Wage replacement is available for eligible workers who cannot return to work immediately. The benefits provide the workers up to 80 to 90% of their wages while they recover from their injuries. The workers who can return to work on light duty are not eligible for wage replacement.
The worker’s doctor must provide information about the patient’s recovery and determine how long they will be out of work. If the employer doesn’t provide wage replacement for eligible workers, the worker could sue the company to recover the lost wages.
The Potential for a Lawsuit
If the employer refuses to file a worker’s compensation claim, the worker is within their rights to start a legal claim. If the insurer refuses to provide worker’s compensation benefits, the worker has the right to seek compensation through the court. The worker must prove they were eligible for the benefits and was denied. They will need all documentation from their claim.
The Penalty of OSHA Violations
If the work injury was related to an OSHA violation, the government agency can investigate the employer. The agency will inspect the property and equipment related to the alleged violation, and if there is an OSHA violation, the employer could face penalties.
The Projected Outcome of a Lawsuit
The projected outcome of the lawsuit depends on the severity of the worker’s injuries and their economic losses. If the worker is unable to remain gainfully employed or sustained a permanent injury or disability, the monetary award could be substantial if they win their case. Some employers could incur a greater financial loss if they do not comply with the law and purchase and maintain the worker’s compensation insurance as required. For some employers, the financial loss could lead to a complete shutdown of their company.

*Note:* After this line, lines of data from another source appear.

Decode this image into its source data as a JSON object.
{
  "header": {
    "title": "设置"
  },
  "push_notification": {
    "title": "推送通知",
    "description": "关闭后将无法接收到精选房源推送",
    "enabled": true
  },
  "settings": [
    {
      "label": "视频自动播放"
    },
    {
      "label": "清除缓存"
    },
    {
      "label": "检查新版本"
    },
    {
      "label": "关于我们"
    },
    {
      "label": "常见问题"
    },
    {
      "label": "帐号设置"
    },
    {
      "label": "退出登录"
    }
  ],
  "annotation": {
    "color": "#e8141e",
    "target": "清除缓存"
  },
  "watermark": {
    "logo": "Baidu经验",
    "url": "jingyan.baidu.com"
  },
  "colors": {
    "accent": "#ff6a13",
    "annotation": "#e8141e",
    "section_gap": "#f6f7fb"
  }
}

Federal laws require all employers who hire more than one worker to purchase and maintain worker’s compensation insurance. A failure to obtain the coverage could lead to legal claims that bankrupt the company. Workers who are eligible for worker’s compensation are able to start a claim for benefits and economic losses. If they have permanent injuries and were denied coverage, the worker may have a more substantial claim against the employer.